#### [Task]
Each record that follows should be duplicated exactly, except for its pictures.
[Excerpted records — start]
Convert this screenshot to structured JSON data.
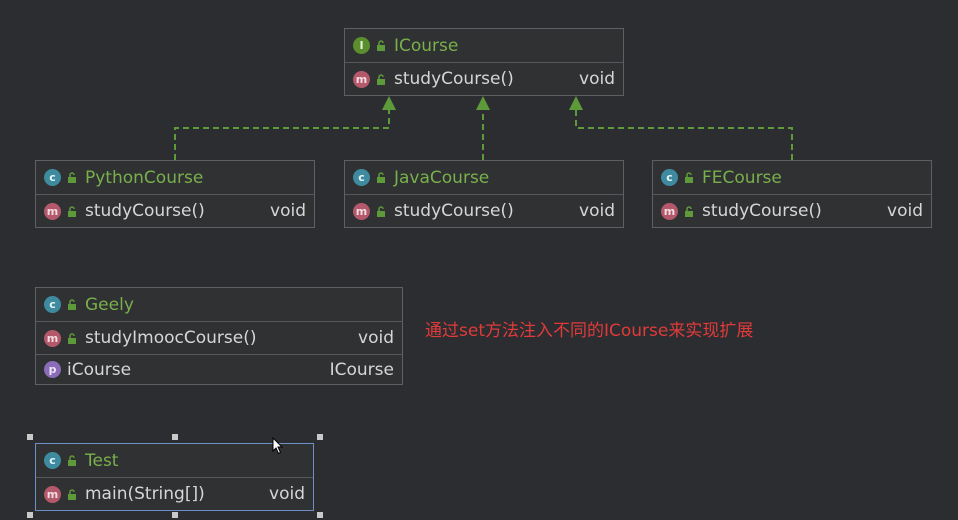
{
  "diagram": {
    "interface": {
      "name": "ICourse",
      "badge": "I",
      "methods": [
        {
          "badge": "m",
          "name": "studyCourse()",
          "type": "void"
        }
      ]
    },
    "implementations": [
      {
        "name": "PythonCourse",
        "badge": "c",
        "method": "studyCourse()",
        "method_badge": "m",
        "type": "void"
      },
      {
        "name": "JavaCourse",
        "badge": "c",
        "method": "studyCourse()",
        "method_badge": "m",
        "type": "void"
      },
      {
        "name": "FECourse",
        "badge": "c",
        "method": "studyCourse()",
        "method_badge": "m",
        "type": "void"
      }
    ],
    "geely": {
      "name": "Geely",
      "badge": "c",
      "method": {
        "badge": "m",
        "name": "studyImoocCourse()",
        "type": "void"
      },
      "field": {
        "badge": "p",
        "name": "iCourse",
        "type": "ICourse"
      }
    },
    "test": {
      "name": "Test",
      "badge": "c",
      "method": {
        "badge": "m",
        "name": "main(String[])",
        "type": "void"
      }
    },
    "note": "通过set方法注入不同的ICourse来实现扩展"
  },
  "colors": {
    "background": "#2b2d30",
    "class_name": "#79b04b",
    "arrow": "#5f9a3a",
    "note": "#e03a3a"
  }
}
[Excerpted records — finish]
#### [Response box]
Convert this screenshot to structured JSON data.
{
  "diagram": {
    "interface": {
      "name": "ICourse",
      "badge": "I",
      "methods": [
        {
          "badge": "m",
          "name": "studyCourse()",
          "type": "void"
        }
      ]
    },
    "implementations": [
      {
        "name": "PythonCourse",
        "badge": "c",
        "method": "studyCourse()",
        "method_badge": "m",
        "type": "void"
      },
      {
        "name": "JavaCourse",
        "badge": "c",
        "method": "studyCourse()",
        "method_badge": "m",
        "type": "void"
      },
      {
        "name": "FECourse",
        "badge": "c",
        "method": "studyCourse()",
        "method_badge": "m",
        "type": "void"
      }
    ],
    "geely": {
      "name": "Geely",
      "badge": "c",
      "method": {
        "badge": "m",
        "name": "studyImoocCourse()",
        "type": "void"
      },
      "field": {
        "badge": "p",
        "name": "iCourse",
        "type": "ICourse"
      }
    },
    "test": {
      "name": "Test",
      "badge": "c",
      "method": {
        "badge": "m",
        "name": "main(String[])",
        "type": "void"
      }
    },
    "note": "通过set方法注入不同的ICourse来实现扩展"
  },
  "colors": {
    "background": "#2b2d30",
    "class_name": "#79b04b",
    "arrow": "#5f9a3a",
    "note": "#e03a3a"
  }
}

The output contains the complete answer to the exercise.